Per Dr. Congwu Li, primary author of the study, “Excessive interferon activity results in insufficient Wnt signaling, thereby compromising cardiac muscle cell performance. Unveiling this sequence of occurrences sheds light on possible approaches to mitigate abnormal heart development in Down syndrome by reducing interferon signaling and/or enhancing Wnt signaling.”

To assess the efficacy of this therapeutic approach in a Down syndrome mouse model, the researchers administered a JAK inhibitor—a medication that diminishes the interferon reaction—to pregnant female mice. They then observed the impact on heart development in the embryos possessing a genetic modification analogous to trisomy 21. Remarkably, treating the pregnant mice with the JAK inhibitor exhibited a significant enhancement in cardiogenesis among the mice.

“These findings hold great significance as they propose a prospective pharmacological approach for prenatal intervention in mitigating one of the severe consequences of trisomy 21. Infants born with Down syndrome and congenital heart anomalies encounter numerous hurdles, ranging from early postnatal cardiac surgeries to enduring physiological repercussions throughout their lives. Nevertheless, extensive further investigations are imperative to ascertain the safety and effectiveness of utilizing JAK inhibitors during pregnancy,” elucidates Dr. Joaquin Espinosa, co-author of the paper and executive director of the Linda Crnic Institute for Down syndrome.

Dr. Espinosa and his research team are presently at the forefront of clinical trials investigating the advantages of JAK inhibitors in older individuals, including children and adults, affected by Down syndrome.

These findings contribute to the expanding body of evidence highlighting the detrimental consequences of excessive interferon activity in Down syndrome, even in the initial phases of embryonic development. The outcomes further endorse the notion that several distinctive features of Down syndrome stem from persistent immune system dysregulation throughout life, and that reinstating immune equilibrium could yield therapeutic advantages.

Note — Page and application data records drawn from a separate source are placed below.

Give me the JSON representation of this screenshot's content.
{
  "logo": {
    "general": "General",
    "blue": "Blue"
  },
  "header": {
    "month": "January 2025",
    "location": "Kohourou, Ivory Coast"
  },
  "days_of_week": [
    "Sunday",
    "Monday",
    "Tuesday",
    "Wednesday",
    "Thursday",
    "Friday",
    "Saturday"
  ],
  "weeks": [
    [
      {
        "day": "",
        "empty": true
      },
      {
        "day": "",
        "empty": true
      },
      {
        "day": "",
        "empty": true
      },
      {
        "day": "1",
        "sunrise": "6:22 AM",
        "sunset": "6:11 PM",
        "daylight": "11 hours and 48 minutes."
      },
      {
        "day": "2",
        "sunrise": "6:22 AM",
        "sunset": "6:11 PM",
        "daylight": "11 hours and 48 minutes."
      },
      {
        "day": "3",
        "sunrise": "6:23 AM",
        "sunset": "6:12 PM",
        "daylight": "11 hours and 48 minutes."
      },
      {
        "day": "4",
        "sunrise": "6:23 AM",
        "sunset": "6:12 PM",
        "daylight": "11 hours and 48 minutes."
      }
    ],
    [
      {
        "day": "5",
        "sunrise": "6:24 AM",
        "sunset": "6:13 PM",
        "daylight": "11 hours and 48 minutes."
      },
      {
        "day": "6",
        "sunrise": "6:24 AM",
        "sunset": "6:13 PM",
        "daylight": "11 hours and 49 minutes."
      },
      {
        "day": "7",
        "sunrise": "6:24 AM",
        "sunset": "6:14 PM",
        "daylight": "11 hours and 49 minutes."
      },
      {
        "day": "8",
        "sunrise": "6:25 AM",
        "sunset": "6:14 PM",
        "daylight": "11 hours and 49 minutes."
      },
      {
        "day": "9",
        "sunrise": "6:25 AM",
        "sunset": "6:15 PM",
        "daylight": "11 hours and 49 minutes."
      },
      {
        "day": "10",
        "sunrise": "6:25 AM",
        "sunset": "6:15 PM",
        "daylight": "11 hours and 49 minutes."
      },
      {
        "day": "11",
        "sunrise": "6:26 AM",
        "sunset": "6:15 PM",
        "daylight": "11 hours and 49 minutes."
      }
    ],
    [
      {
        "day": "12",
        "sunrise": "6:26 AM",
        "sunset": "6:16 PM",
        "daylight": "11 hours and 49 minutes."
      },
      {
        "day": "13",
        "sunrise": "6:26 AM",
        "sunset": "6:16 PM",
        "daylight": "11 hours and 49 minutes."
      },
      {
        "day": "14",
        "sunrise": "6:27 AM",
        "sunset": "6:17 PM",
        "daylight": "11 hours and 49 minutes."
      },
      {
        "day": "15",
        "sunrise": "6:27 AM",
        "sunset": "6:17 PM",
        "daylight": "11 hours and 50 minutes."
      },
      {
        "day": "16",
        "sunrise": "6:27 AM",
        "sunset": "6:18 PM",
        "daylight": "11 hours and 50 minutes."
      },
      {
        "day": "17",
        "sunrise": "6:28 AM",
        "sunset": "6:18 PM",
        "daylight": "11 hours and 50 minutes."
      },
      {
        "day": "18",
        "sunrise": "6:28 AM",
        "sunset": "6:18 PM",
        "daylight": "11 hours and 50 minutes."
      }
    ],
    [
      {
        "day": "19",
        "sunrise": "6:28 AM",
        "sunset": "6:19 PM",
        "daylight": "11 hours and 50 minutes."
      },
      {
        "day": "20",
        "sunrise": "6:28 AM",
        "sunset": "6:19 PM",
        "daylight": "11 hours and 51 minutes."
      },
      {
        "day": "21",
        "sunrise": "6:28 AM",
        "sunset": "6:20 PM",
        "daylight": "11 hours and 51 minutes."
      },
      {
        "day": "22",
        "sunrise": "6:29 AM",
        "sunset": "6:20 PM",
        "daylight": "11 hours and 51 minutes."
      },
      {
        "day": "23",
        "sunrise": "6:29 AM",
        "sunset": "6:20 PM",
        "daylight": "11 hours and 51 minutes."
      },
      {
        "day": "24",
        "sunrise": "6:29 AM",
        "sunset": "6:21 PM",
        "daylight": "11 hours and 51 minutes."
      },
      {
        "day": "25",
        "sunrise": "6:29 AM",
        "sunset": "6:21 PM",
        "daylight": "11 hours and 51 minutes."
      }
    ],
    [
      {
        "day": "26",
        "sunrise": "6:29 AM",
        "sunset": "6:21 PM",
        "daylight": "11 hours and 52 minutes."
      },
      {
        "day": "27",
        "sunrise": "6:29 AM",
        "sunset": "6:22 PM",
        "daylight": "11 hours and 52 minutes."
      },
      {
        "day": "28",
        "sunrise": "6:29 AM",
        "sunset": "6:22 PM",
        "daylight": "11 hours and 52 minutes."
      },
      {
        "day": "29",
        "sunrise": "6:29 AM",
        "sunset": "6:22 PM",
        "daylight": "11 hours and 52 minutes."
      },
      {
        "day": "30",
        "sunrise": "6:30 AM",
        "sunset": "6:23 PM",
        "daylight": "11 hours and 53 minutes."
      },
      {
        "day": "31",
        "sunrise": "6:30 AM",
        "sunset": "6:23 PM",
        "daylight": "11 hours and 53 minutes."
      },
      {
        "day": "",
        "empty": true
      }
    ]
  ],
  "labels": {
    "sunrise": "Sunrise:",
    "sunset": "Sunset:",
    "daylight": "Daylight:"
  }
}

“This collection of research serves as evidence of the remarkable scientific progress that can be achieved with adequate resource allocation and the enthusiastic participation of individuals with Down syndrome in research,”  

— Dr. Joaquin Espinosa, Executive Director of the Linda Crnic Institute for Down Syndrome


“We are currently witnessing a genuine renaissance in the realm of Down syndrome research, propelled by substantial support from the National Institutes of Health INCLUDE Project, which represents the culmination of extensive advocacy by the Global Down Syndrome Foundation. Thanks to these concerted efforts, we hold a confident belief that individuals with Down syndrome will enjoy extended and healthier lifespans.”